“Here I Go Again” is not the Whitesnake song, but another one of those melodic rock songs that seemed a bit contrived to get some radio play. That’s just speculation on my part, but I’m glad it was “Billy Oxygen” that did get the airplay. That’s not to say anything negative about the fine “Here I Go Again”. There isn’t a weak song on this album, but two other highlights are definitely “You’re A Woman Now”, featuring female backing vocals and a structure that builds into something dramatic, as if it’s Helix’s own “Stairway To Heaven”. “Wish I Could Be There” brings back the outer space theme, and has acoustic and heavy sections, sort of Helix’s foray into prog rock.
I should note that both “Wish I Could Be There” and “Billy Oxygen” made the Sausagefest countdown a few years ago, a lofty achievement indeed. “Billy” even cracked the top five. Musical scholar Scotty Geffros holds both songs in high esteem, and voted for them accordingly, as did I. Our host, Iron Tom Sharpe also voted for “Billy”.
This lineup only lasted for one album, both Brian Doerner and Keith Zurbrigg departed shortly after this, leaving Vollmer the sole original member. Their legacy of the lineup is this debut album, something any band would be proud of. Unfortunately, CDs are hard to find. Capitol did a bare-bones but fine CD reissue in 1992, with both Breaking Loose and the second album White Lace & Black Leather, on one disc. That release was called The Early Years, but it went out of print many years ago. Brian Vollmer did a CD reissue of each individually, but both are now sold out.

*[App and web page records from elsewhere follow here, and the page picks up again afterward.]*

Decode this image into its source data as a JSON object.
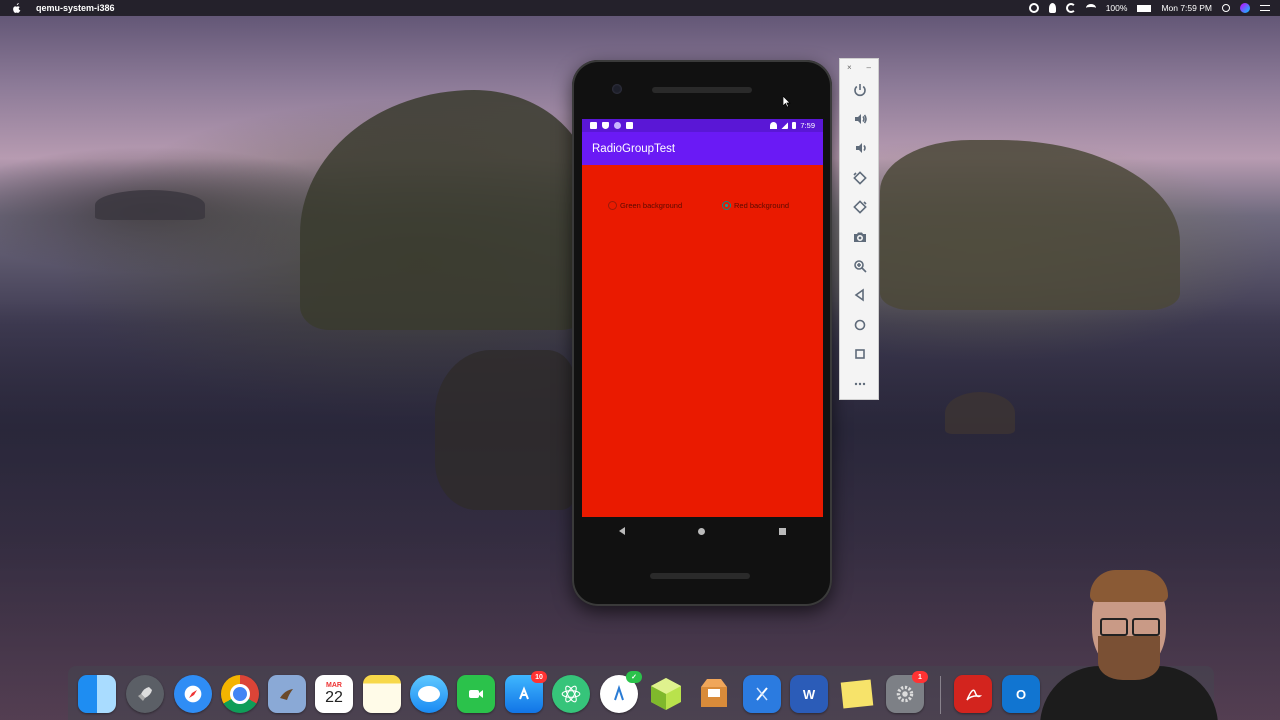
{
  "menubar": {
    "app_name": "qemu-system-i386",
    "battery": "100%",
    "clock": "Mon 7:59 PM"
  },
  "phone": {
    "status_time": "7:59",
    "app_title": "RadioGroupTest",
    "background_color": "#ea1a00",
    "radios": [
      {
        "label": "Green background",
        "checked": false
      },
      {
        "label": "Red background",
        "checked": true
      }
    ]
  },
  "emulator_panel": {
    "close": "×",
    "minimize": "–",
    "buttons": [
      "power-icon",
      "volume-up-icon",
      "volume-down-icon",
      "rotate-left-icon",
      "rotate-right-icon",
      "camera-icon",
      "zoom-icon",
      "back-icon",
      "home-icon",
      "overview-icon",
      "more-icon"
    ]
  },
  "dock": {
    "calendar_month": "MAR",
    "calendar_day": "22",
    "appstore_badge": "10",
    "sysprefs_badge": "1",
    "word_letter": "W",
    "outlook_letter": "O"
  }
}
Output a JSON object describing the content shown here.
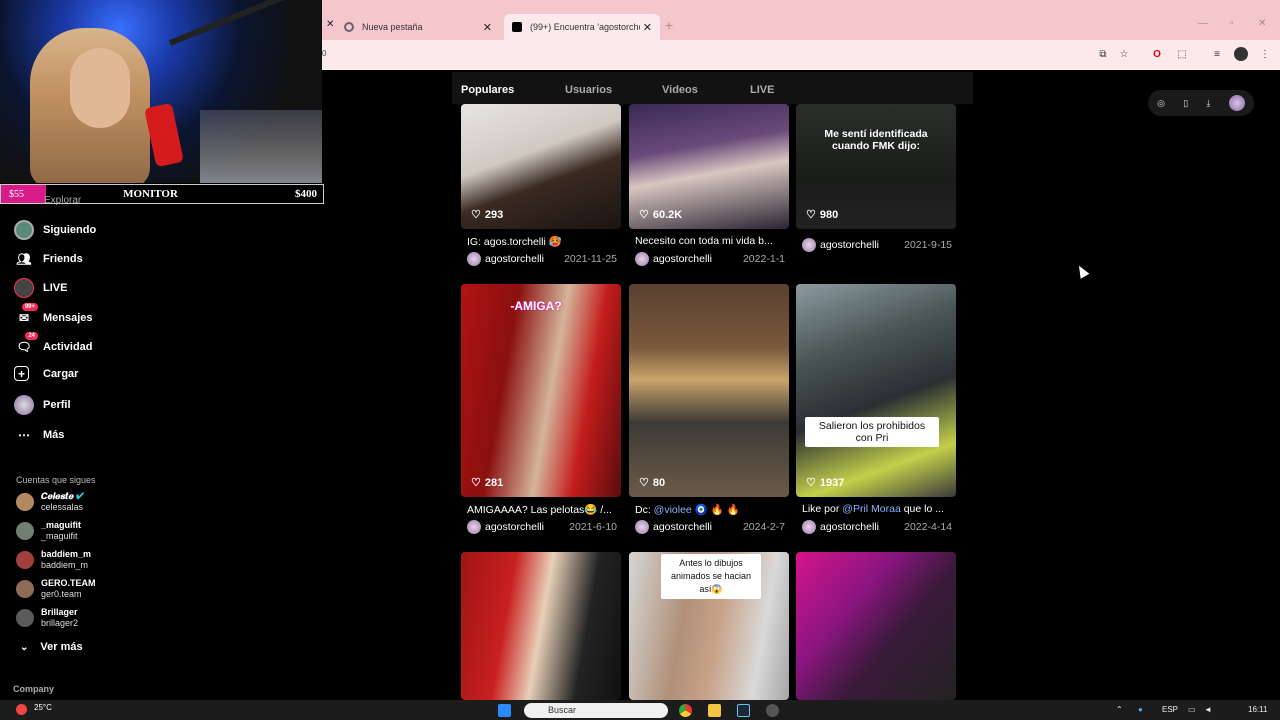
{
  "browser": {
    "tabs": [
      {
        "title": "Nueva pestaña",
        "active": false
      },
      {
        "title": "(99+) Encuentra 'agostorchelli' e",
        "active": true
      }
    ],
    "address_text": "0"
  },
  "stream_overlay": {
    "left_amount": "$55",
    "title": "MONITOR",
    "right_amount": "$400"
  },
  "sidebar": {
    "explorar": "Explorar",
    "items": [
      {
        "label": "Siguiendo",
        "icon": "following-avatar-icon"
      },
      {
        "label": "Friends",
        "icon": "friends-icon"
      },
      {
        "label": "LIVE",
        "icon": "live-icon"
      },
      {
        "label": "Mensajes",
        "icon": "messages-icon",
        "badge": "99+"
      },
      {
        "label": "Actividad",
        "icon": "activity-icon",
        "badge": "24"
      },
      {
        "label": "Cargar",
        "icon": "upload-icon"
      },
      {
        "label": "Perfil",
        "icon": "profile-avatar-icon"
      },
      {
        "label": "Más",
        "icon": "more-icon"
      }
    ],
    "following_title": "Cuentas que sigues",
    "following": [
      {
        "name": "𝑪𝒆𝒍𝒆𝒔𝒕𝒆",
        "handle": "celessalas",
        "verified": true
      },
      {
        "name": "_maguifit",
        "handle": "_maguifit"
      },
      {
        "name": "baddiem_m",
        "handle": "baddiem_m"
      },
      {
        "name": "GERO.TEAM",
        "handle": "ger0.team"
      },
      {
        "name": "Brillager",
        "handle": "brillager2"
      }
    ],
    "ver_mas": "Ver más",
    "company": "Company"
  },
  "search_tabs": [
    "Populares",
    "Usuarios",
    "Videos",
    "LIVE"
  ],
  "videos": [
    {
      "likes": "293",
      "caption": "IG: agos.torchelli 🥵",
      "author": "agostorchelli",
      "date": "2021-11-25"
    },
    {
      "likes": "60.2K",
      "caption": "Necesito con toda mi vida b...",
      "author": "agostorchelli",
      "date": "2022-1-1"
    },
    {
      "likes": "980",
      "caption": "",
      "author": "agostorchelli",
      "date": "2021-9-15",
      "overlay": "Me sentí identificada cuando FMK dijo:"
    },
    {
      "likes": "281",
      "caption": "AMIGAAAA? Las pelotas😂 /...",
      "author": "agostorchelli",
      "date": "2021-6-10",
      "overlay": "-AMIGA?"
    },
    {
      "likes": "80",
      "caption_prefix": "Dc: ",
      "mention": "@violee",
      "caption_suffix": " 🧿 🔥 🔥",
      "author": "agostorchelli",
      "date": "2024-2-7"
    },
    {
      "likes": "1937",
      "caption_prefix": "Like por ",
      "mention": "@Pril Moraa",
      "caption_suffix": " que lo ...",
      "author": "agostorchelli",
      "date": "2022-4-14",
      "overlay": "Salieron los prohibidos con Pri"
    },
    {
      "overlay": "Antes lo dibujos animados se hacian así😱"
    }
  ],
  "taskbar": {
    "weather": "25°C",
    "search_placeholder": "Buscar",
    "lang": "ESP",
    "time": "16:11"
  }
}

Now, fair warning: I have to disclose that I am biased when it comes to this band. I’ve met them a number of times, and I have the phone numbers of two guys who played on this album. For another perspective, I asked Scotty Geffros, who has a Masters degree in Rockology, about his relationship with Breaking Loose:
After being handed this album, as a youngster of maybe 9 or 10, I remember examining the cover first…and seeing the photos of the band on the back, and wondering why the singer had a Blackhawks jersey on? I was told by my father to listen to “Billy Oxygen” and quickly went to the turntable to give it a spin. Low and behold, instant love. From catchy tunes like “Here I Go Again”, to more epic works like “Wish I Could Be There”, this album grabbed me and holds up today as a really good, albeit under-appreciated record.
[Note: I was wondering the same thing. Brian, why are you wearing a Blackhawks jersey?]
I’d go a step further than Scott and call it really great. Being completely honest though, the only complaint I have about this album would be that some of the lyrics were a little weak. Young band…first album…I’ll forgive them. If you can too, then I suggest you hear Breaking Loose at your earliest convenience.